The human coronaviruses (HCoV) OC43 and 229E are common causes of upper respiratory tract infections. Severe diseases were rare, however, until the emergence of the severe acute respiratory syndrome (SARS)-CoV in 2003. Since then, other novel CoV (NL63 and HKU1) have been described, and they have caused respiratory infections worldwide. Potentially exposed laboratory workers or animal handlers with rapidly progressive pneumonia not responding to standard antibacterial coverage must be isolated with contact and droplet, and for specific situations, airborne precautions, till rapid tests of respiratory and faecal samples are negative for SARS-CoV. Generally, the viral loads collected at different anatomical sites correlate with the severity of symptoms and mortality. Shedding of SARS-CoV peaks at day 10 after the onset of symptoms, which theoretically allows ample time for antiviral treatment. The disease is characterized by uncontrolled replication of the virus and a prominent pro-inflammatory response. No randomized controlled trials with a specific anti-coronavirus agent have been conducted with respect to therapy or prophylaxis. Reports using historical matched controls have suggested that treatment with interferon alfacon-1 (a synthetic interferon) combined with steroid, protease inhibitors together with ribavirin, or convalescent plasma containing neutralizing antibody, could be useful. Prophylaxis with interferon or hyperimmune globulin may be considered for unprotected exposure. The role of immunomodulators to decrease excessive inflammation remains elusive.
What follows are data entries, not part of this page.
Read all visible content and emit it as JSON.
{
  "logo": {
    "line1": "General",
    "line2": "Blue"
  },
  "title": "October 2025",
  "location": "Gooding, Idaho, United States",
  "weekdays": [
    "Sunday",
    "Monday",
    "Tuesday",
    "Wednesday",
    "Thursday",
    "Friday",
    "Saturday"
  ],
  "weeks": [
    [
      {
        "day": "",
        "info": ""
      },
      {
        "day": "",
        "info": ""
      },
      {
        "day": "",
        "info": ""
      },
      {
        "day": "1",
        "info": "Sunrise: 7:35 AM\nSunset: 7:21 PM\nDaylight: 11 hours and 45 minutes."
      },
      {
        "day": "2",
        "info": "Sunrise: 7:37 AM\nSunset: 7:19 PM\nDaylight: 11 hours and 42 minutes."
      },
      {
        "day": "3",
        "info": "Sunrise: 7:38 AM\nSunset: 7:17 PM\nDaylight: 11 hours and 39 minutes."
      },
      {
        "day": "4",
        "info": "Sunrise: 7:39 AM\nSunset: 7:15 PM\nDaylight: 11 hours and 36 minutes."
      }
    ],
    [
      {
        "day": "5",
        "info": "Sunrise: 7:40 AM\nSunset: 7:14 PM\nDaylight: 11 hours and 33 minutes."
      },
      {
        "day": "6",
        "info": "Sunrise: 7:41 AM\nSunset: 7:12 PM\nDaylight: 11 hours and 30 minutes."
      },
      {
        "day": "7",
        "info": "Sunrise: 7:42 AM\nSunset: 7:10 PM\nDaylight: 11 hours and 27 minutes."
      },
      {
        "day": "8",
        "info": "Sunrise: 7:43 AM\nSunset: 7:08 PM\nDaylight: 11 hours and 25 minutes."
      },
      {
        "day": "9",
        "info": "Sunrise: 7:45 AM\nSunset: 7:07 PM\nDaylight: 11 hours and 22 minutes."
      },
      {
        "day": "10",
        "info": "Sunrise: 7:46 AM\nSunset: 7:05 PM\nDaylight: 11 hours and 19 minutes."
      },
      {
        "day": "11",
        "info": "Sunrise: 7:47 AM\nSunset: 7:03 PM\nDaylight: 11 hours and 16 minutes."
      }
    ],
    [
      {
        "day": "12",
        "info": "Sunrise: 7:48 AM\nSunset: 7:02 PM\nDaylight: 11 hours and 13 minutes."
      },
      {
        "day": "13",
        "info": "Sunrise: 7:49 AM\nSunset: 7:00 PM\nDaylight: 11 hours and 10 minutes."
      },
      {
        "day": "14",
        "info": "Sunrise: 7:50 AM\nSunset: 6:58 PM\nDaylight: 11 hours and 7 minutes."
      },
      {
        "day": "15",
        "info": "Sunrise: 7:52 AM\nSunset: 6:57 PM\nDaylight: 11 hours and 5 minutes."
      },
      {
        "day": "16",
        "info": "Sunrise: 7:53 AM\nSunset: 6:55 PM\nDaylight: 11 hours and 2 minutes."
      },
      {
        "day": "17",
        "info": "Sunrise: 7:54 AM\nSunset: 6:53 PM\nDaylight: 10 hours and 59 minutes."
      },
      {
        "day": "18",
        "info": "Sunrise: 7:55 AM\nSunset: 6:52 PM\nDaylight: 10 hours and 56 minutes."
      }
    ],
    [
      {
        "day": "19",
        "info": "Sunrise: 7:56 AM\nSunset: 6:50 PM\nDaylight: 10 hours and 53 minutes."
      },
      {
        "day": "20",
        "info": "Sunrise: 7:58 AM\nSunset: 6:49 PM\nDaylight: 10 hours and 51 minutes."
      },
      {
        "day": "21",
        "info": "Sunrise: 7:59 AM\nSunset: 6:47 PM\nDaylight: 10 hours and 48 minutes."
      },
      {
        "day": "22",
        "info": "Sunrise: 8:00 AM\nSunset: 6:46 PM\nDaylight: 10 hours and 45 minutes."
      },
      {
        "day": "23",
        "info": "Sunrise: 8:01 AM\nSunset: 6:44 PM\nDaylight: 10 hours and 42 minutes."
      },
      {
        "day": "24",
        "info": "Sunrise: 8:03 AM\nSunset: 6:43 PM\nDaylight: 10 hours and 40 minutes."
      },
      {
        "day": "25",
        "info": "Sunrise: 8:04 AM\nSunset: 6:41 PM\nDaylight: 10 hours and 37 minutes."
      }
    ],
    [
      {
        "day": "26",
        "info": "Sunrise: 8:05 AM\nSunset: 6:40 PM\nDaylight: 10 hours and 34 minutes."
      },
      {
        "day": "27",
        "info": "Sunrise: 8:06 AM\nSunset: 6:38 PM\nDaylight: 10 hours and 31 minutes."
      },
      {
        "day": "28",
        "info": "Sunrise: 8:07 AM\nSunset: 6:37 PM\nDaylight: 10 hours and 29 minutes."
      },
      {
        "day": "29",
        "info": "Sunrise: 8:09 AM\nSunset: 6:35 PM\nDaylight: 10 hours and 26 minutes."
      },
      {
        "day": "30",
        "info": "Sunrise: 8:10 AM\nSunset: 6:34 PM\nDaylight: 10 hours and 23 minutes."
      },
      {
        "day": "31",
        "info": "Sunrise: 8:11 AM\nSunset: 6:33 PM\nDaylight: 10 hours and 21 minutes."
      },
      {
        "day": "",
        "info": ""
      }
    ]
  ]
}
Other non-SARS-CoV infections are generally milder in immunocompetent hosts, and scientific data on antiviral treatment of these viruses are scarce.